India’s significant exports in these sectors (around USD 8 billion annually) face increased costs, potentially affecting competitiveness.

Compliance Challenges:

CBAM poses administrative and technical challenges for Indian producers and importers, necessitating adherence to EU emission standards.

Smaller Indian firms may encounter difficulties, reminiscent of challenges faced during the EU REACH regime in 2006.

Against FTA Norms:

CBAM is criticized as a non-tariff barrier, contradicting the essence of zero-duty Free Trade Agreements (FTAs).

India faces the levy while granting duty-free entry for ‘green’ products, raising concerns about fairness.

Contradiction with Green Transition Commitments:

CBAM contradicts the EU and developed nations’ commitment to supporting the green transition in other countries.

The tax may result in a flow of funds in the opposite direction, hindering the global shift towards sustainable practices.

How should India respond to the EU’s CBAM?

Resisting CBAM in Multilateral Forums:

India should vehemently oppose CBAM in international forums, emphasizing its impact on the developing world’s industrialization capabilities.

Working Around CBAM:

India can explore the possibility of imposing a similar tax on its exports to the EU, with funds directed towards environmentally friendly production processes.

However, uncertainties exist regarding the acceptance and legality of such a move.

Diversify Export Markets:

India should strategically reduce dependence on the EU market by exploring opportunities in regions like Asia, Africa, and Latin America.

Diversification can mitigate vulnerability to the CBAM’s effects and other economic changes.

Incentivizing Greener Production:

India can prepare for a greener and sustainable future by incentivizing cleaner production methods.

This approach aligns with India’s developmental goals and economic aspirations while meeting international environmental standards.

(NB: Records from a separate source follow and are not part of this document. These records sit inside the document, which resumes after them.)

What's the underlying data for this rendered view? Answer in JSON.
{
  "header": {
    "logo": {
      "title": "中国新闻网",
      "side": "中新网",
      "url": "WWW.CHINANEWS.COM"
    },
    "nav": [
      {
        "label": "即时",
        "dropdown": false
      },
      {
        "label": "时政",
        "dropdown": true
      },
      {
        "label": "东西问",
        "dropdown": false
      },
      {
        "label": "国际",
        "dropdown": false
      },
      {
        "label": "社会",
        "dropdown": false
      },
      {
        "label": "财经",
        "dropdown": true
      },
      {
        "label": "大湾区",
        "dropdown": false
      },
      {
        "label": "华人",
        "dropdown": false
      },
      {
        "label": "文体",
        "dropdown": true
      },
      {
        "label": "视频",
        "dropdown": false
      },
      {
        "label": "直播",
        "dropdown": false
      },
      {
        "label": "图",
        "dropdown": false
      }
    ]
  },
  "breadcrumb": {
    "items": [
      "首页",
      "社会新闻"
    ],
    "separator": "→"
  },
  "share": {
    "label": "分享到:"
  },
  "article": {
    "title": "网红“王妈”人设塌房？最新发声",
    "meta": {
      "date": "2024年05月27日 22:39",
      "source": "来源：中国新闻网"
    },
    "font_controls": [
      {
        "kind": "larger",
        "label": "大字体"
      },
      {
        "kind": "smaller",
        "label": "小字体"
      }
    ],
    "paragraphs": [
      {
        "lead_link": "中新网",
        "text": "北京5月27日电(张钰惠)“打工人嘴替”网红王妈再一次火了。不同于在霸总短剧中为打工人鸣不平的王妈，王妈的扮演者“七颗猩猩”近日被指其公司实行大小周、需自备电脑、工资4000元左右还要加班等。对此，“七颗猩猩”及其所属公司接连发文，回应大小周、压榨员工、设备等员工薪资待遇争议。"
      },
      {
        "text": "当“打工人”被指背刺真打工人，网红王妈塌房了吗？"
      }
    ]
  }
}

The EU’s Carbon Border Tax poses formidable challenges for India’s exports, particularly in sectors crucial to its trade with the EU.

To navigate this situation, India must adopt a multifaceted strategy. Engaging in international forums to oppose CBAM, seeking bilateral agreements, diversifying export markets, and promoting greener production are imperative.

Balancing environmental responsibility with economic prosperity is essential for India’s standing in a carbon-conscious global market. Through strategic measures, India can safeguard its economic interests while contributing to a sustainable future.

Mains Question:

  1. Discuss the potential challenges and implications of the European Union’s Carbon Border Tax (CBAM) on India’s exports, especially in sectors like steel and aluminum. Also, analyze the suggested strategies for India to respond to CBAM, taking into consideration the economic and environmental aspects. (150 Words)


November 26, 2023
7:00 am - 11:30 pm
Event Category: